■ **Required action**
Output every record exactly, apart from its images.

"""

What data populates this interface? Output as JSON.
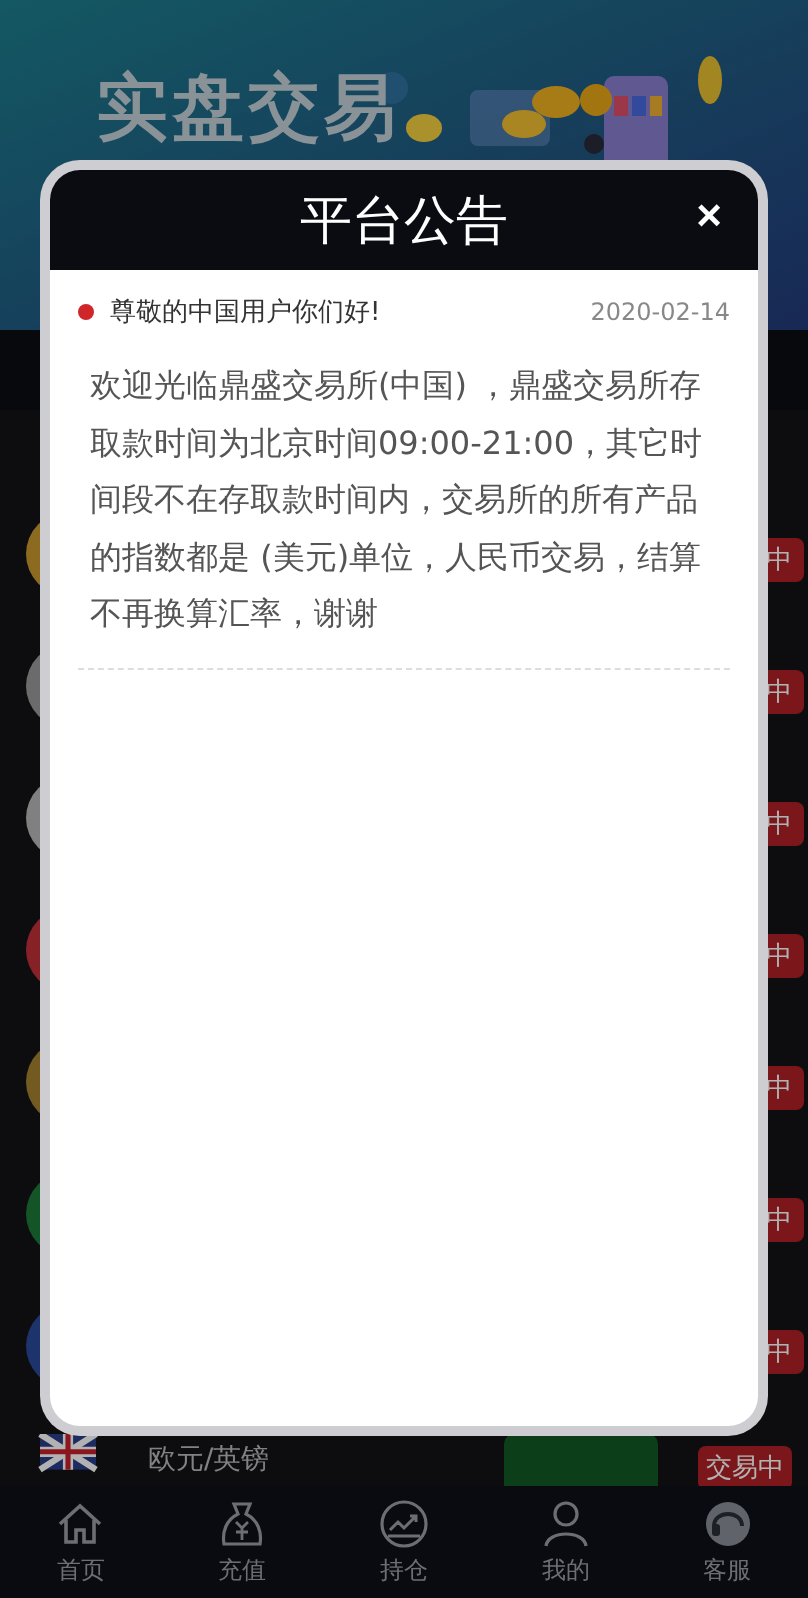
{
  "banner": {
    "title": "实盘交易"
  },
  "market_rows": [
    {
      "kind": "covered",
      "badge": "中"
    },
    {
      "kind": "covered",
      "badge": "中"
    },
    {
      "kind": "covered",
      "badge": "中"
    },
    {
      "kind": "covered",
      "badge": "中"
    },
    {
      "kind": "covered",
      "badge": "中"
    },
    {
      "kind": "covered",
      "badge": "中"
    },
    {
      "kind": "covered",
      "badge": "中"
    },
    {
      "kind": "full",
      "name": "欧元/英镑",
      "badge": "交易中"
    }
  ],
  "dialog": {
    "title": "平台公告",
    "close": "×",
    "notice": {
      "title": "尊敬的中国用户你们好!",
      "date": "2020-02-14",
      "body": "欢迎光临鼎盛交易所(中国) ，鼎盛交易所存取款时间为北京时间09:00-21:00，其它时间段不在存取款时间内，交易所的所有产品的指数都是 (美元)单位，人民币交易，结算不再换算汇率，谢谢"
    }
  },
  "nav": [
    {
      "label": "首页"
    },
    {
      "label": "充值"
    },
    {
      "label": "持仓"
    },
    {
      "label": "我的"
    },
    {
      "label": "客服"
    }
  ]
}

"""

■ **Response**
What data populates this interface? Output as JSON.
{
  "banner": {
    "title": "实盘交易"
  },
  "market_rows": [
    {
      "kind": "covered",
      "badge": "中"
    },
    {
      "kind": "covered",
      "badge": "中"
    },
    {
      "kind": "covered",
      "badge": "中"
    },
    {
      "kind": "covered",
      "badge": "中"
    },
    {
      "kind": "covered",
      "badge": "中"
    },
    {
      "kind": "covered",
      "badge": "中"
    },
    {
      "kind": "covered",
      "badge": "中"
    },
    {
      "kind": "full",
      "name": "欧元/英镑",
      "badge": "交易中"
    }
  ],
  "dialog": {
    "title": "平台公告",
    "close": "×",
    "notice": {
      "title": "尊敬的中国用户你们好!",
      "date": "2020-02-14",
      "body": "欢迎光临鼎盛交易所(中国) ，鼎盛交易所存取款时间为北京时间09:00-21:00，其它时间段不在存取款时间内，交易所的所有产品的指数都是 (美元)单位，人民币交易，结算不再换算汇率，谢谢"
    }
  },
  "nav": [
    {
      "label": "首页"
    },
    {
      "label": "充值"
    },
    {
      "label": "持仓"
    },
    {
      "label": "我的"
    },
    {
      "label": "客服"
    }
  ]
}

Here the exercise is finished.